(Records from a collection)
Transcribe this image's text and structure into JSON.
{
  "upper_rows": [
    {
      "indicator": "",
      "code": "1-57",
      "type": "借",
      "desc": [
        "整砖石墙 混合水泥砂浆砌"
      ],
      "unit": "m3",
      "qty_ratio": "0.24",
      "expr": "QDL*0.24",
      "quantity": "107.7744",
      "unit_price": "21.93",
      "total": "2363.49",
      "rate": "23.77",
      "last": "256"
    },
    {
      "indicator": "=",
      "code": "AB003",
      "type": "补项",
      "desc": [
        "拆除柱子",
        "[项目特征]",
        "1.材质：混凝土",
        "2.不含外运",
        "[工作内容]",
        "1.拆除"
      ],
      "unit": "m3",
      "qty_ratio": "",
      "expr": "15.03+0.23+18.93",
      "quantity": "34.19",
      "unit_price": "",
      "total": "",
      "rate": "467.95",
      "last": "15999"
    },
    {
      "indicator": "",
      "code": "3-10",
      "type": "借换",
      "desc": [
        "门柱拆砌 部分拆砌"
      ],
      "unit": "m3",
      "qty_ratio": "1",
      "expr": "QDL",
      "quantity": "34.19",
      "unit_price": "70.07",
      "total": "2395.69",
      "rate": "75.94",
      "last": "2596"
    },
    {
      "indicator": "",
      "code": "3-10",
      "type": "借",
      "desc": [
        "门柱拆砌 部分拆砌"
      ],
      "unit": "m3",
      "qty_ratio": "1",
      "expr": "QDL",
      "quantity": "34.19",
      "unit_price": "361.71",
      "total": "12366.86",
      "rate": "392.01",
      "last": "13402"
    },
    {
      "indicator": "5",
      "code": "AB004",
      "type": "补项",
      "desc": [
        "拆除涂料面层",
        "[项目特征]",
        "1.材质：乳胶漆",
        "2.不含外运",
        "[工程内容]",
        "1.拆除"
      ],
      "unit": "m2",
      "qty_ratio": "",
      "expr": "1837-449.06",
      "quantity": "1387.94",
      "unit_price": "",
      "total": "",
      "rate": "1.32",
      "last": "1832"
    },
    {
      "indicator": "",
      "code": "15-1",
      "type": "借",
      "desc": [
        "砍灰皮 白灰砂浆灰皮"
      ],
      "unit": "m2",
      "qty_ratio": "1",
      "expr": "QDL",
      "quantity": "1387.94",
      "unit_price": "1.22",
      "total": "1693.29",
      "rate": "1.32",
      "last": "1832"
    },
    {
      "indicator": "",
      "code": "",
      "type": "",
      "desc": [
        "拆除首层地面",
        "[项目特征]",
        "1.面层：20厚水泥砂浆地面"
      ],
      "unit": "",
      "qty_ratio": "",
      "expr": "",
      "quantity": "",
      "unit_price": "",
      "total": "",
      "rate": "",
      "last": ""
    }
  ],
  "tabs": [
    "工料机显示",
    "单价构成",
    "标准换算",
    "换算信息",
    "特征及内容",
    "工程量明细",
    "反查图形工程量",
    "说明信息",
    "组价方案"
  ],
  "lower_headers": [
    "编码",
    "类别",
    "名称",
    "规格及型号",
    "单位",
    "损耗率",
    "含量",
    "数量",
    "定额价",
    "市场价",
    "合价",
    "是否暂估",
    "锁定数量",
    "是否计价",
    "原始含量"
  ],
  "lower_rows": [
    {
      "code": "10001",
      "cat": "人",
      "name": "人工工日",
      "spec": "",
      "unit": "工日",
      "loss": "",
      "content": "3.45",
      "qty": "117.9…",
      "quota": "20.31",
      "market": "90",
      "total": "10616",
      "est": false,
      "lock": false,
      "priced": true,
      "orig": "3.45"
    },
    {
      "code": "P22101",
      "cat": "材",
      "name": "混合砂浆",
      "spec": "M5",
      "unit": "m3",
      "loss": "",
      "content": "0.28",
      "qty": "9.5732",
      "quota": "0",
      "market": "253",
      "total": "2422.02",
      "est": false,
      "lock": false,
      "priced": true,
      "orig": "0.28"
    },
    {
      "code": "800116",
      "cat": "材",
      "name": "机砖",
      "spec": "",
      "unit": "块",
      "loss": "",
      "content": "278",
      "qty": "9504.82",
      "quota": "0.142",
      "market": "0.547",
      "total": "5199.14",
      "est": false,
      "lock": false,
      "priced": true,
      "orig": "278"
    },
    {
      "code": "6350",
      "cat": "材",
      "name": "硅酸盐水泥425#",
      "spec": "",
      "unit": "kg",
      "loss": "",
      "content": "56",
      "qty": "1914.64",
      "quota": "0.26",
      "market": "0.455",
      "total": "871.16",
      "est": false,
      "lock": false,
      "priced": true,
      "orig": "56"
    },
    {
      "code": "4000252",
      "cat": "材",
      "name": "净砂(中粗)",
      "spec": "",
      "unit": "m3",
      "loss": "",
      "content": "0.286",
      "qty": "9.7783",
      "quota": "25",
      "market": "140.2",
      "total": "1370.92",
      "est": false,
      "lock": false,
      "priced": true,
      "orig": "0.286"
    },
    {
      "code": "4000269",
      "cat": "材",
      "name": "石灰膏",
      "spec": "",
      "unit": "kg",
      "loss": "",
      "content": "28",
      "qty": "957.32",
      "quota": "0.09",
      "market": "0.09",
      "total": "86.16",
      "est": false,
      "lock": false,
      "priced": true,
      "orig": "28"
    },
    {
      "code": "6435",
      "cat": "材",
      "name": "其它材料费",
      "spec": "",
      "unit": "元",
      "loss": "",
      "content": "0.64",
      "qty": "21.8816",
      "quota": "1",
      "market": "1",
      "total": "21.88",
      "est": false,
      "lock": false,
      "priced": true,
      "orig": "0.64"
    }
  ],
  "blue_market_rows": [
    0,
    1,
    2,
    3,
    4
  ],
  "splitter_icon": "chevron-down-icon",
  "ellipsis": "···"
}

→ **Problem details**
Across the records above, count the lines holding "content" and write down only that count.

→ **Exercise output**
7